Prompt: Determine the number of lines below that contain the string "username", and state only that number.
■ ■ ■ ■ ■ ■ ■
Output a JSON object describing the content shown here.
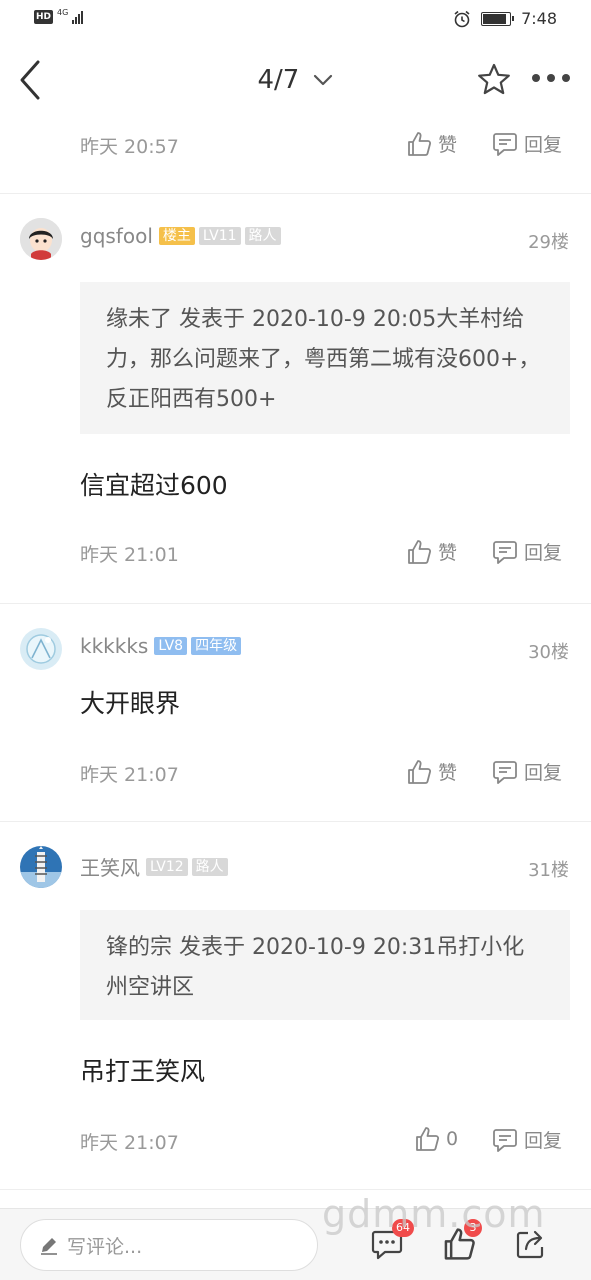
{
  "status_bar": {
    "hd": "HD",
    "network": "4G",
    "time": "7:48"
  },
  "nav": {
    "page_indicator": "4/7"
  },
  "posts": [
    {
      "time": "昨天 20:57",
      "like_label": "赞",
      "reply_label": "回复"
    },
    {
      "username": "gqsfool",
      "badges": [
        "楼主",
        "LV11",
        "路人"
      ],
      "floor": "29楼",
      "quote": "缘未了 发表于 2020-10-9 20:05大羊村给力，那么问题来了，粤西第二城有没600+，反正阳西有500+",
      "content": "信宜超过600",
      "time": "昨天 21:01",
      "like_label": "赞",
      "reply_label": "回复"
    },
    {
      "username": "kkkkks",
      "badges": [
        "LV8",
        "四年级"
      ],
      "floor": "30楼",
      "content": "大开眼界",
      "time": "昨天 21:07",
      "like_label": "赞",
      "reply_label": "回复"
    },
    {
      "username": "王笑风",
      "badges": [
        "LV12",
        "路人"
      ],
      "floor": "31楼",
      "quote": "锋的宗 发表于 2020-10-9 20:31吊打小化州空讲区",
      "content": "吊打王笑风",
      "time": "昨天 21:07",
      "like_label": "0",
      "reply_label": "回复"
    }
  ],
  "bottom_bar": {
    "comment_placeholder": "写评论...",
    "comments_count": "64",
    "likes_count": "3"
  },
  "watermark": "gdmm.com",
  "colors": {
    "badge_owner": "#f5c04a",
    "badge_grey": "#d8d8d8",
    "badge_blue": "#8fbdf0",
    "notify_red": "#f04b4b"
  },
  "icons": [
    "back-icon",
    "chevron-down-icon",
    "star-icon",
    "more-icon",
    "thumbs-up-icon",
    "reply-icon",
    "pencil-icon",
    "comment-icon",
    "share-icon",
    "alarm-icon",
    "battery-icon",
    "signal-icon"
  ]
}
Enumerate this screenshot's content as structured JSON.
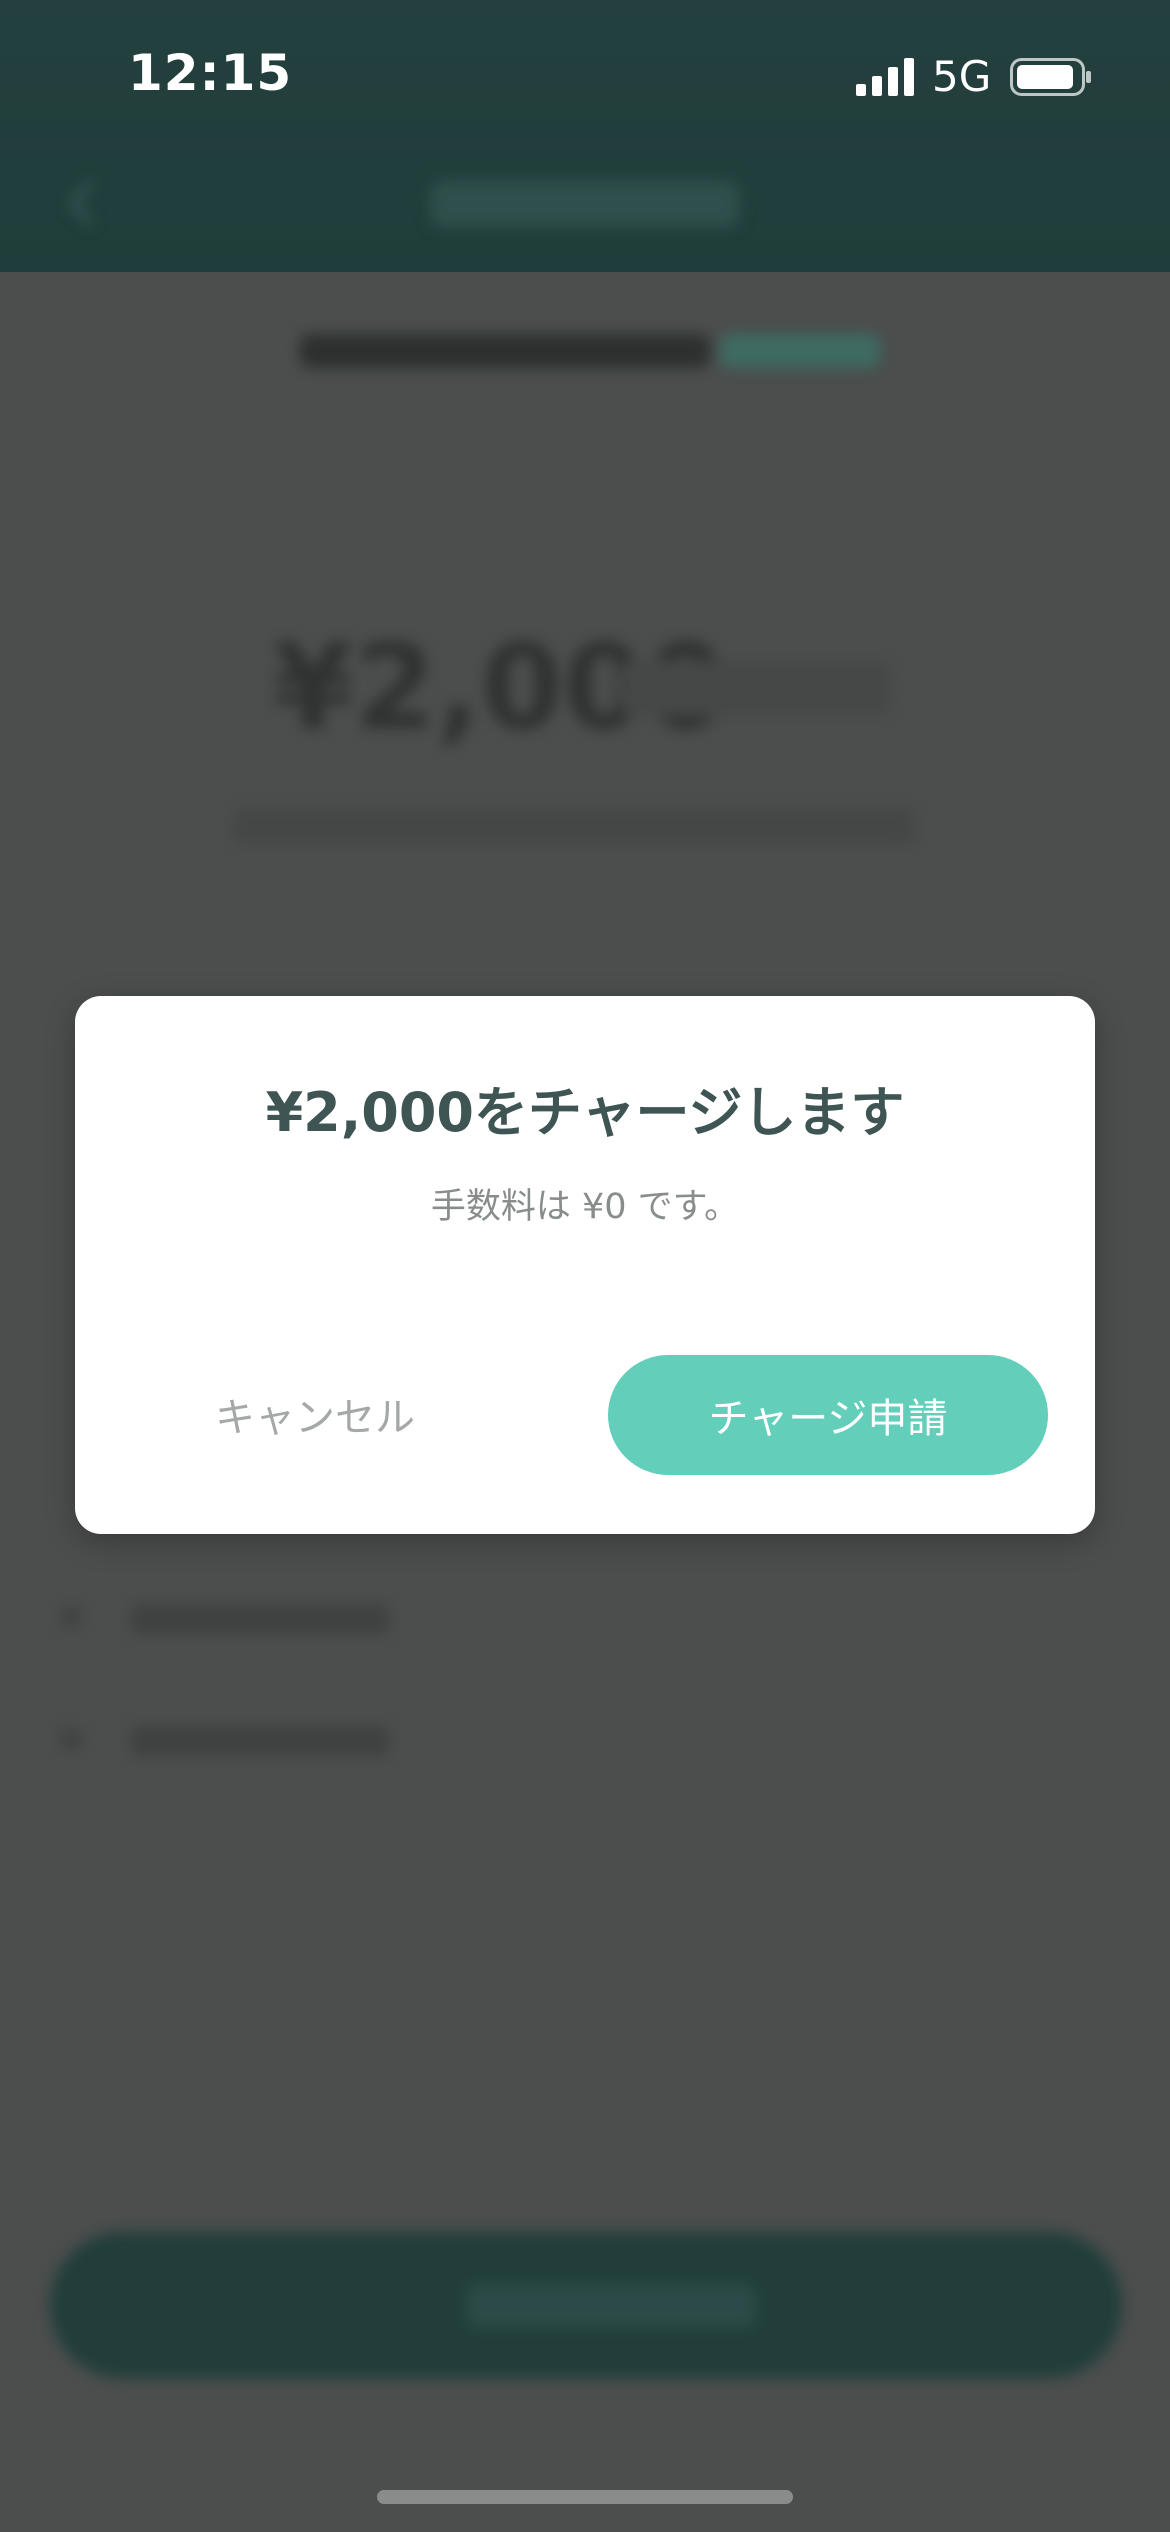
{
  "status_bar": {
    "time": "12:15",
    "network": "5G",
    "icons": [
      "signal-icon",
      "battery-icon"
    ]
  },
  "background": {
    "amount": "¥2,000"
  },
  "dialog": {
    "title": "¥2,000をチャージします",
    "message": "手数料は ¥0 です。",
    "cancel_label": "キャンセル",
    "confirm_label": "チャージ申請"
  },
  "colors": {
    "accent": "#63ceb9",
    "header": "#1f3d3a",
    "dialog_title": "#3f5553"
  }
}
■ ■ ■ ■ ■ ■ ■
Result below: 3